§ EXERCISE OBJECTIVE
Your reply should hold only the lines from the records below where "label" occurs.

§ INFORMATION GIVEN
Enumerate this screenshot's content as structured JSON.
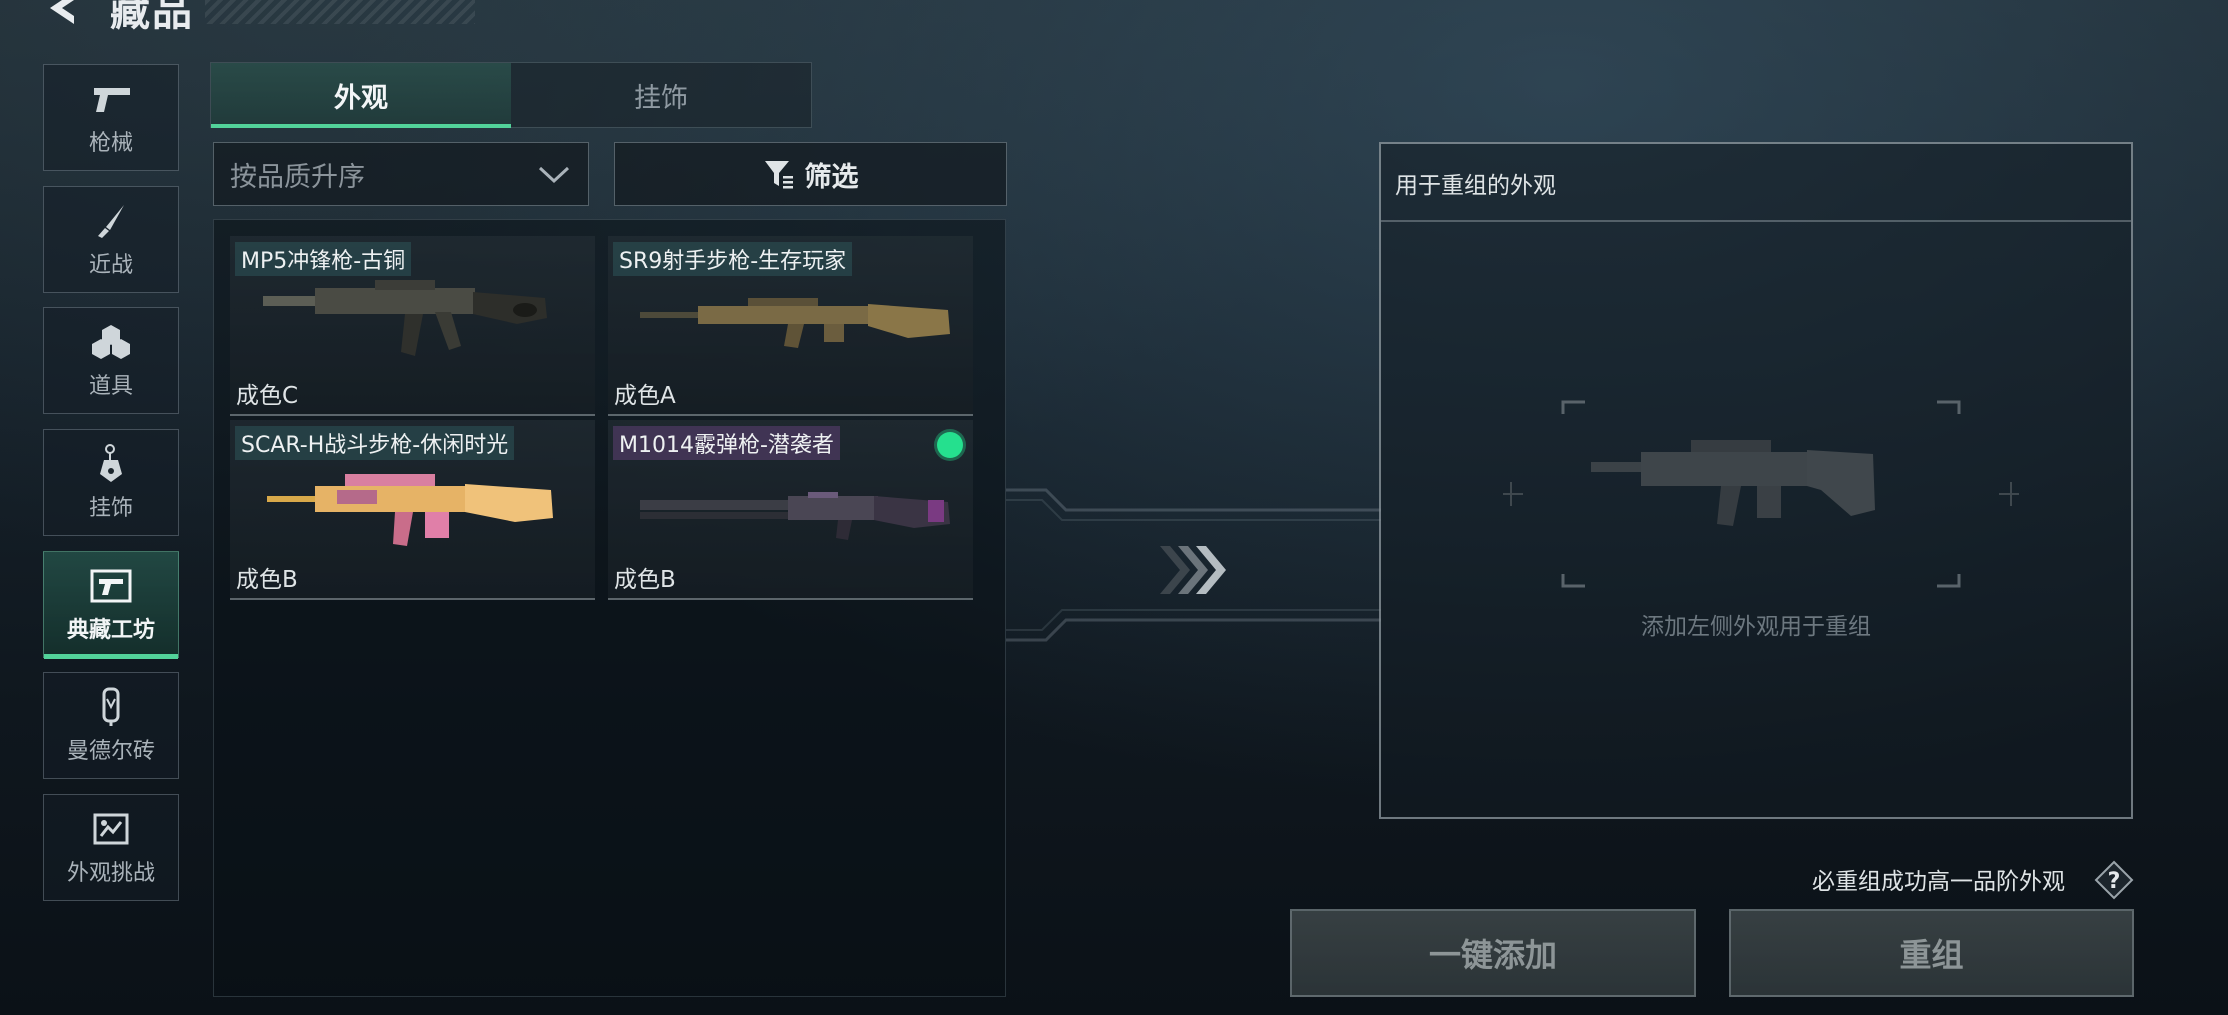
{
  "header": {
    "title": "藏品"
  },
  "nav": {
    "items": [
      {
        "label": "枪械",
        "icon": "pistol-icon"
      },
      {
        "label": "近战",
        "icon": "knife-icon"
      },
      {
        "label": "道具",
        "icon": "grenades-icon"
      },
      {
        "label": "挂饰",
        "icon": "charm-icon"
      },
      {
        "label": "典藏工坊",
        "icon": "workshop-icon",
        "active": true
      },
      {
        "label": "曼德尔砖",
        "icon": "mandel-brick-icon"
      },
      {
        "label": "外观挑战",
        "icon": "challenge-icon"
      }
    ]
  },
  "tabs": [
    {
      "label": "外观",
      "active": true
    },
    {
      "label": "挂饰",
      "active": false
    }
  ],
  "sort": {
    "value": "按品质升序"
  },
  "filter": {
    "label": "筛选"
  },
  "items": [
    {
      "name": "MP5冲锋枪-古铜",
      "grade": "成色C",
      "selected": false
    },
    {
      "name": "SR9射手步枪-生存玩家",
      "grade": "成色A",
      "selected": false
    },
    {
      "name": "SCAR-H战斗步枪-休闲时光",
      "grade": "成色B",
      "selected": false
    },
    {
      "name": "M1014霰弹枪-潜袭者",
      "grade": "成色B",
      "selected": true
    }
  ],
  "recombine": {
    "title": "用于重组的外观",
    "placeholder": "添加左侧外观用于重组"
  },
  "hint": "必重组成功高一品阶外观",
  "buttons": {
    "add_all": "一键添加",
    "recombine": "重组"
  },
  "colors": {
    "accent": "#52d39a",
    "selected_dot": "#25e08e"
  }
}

§ REPLY TO THE EXERCISE
        "label": "枪械",
        "label": "近战",
        "label": "道具",
        "label": "挂饰",
        "label": "典藏工坊",
        "label": "曼德尔砖",
        "label": "外观挑战",
      "label": "外观",
      "label": "挂饰",
    "label": "筛选"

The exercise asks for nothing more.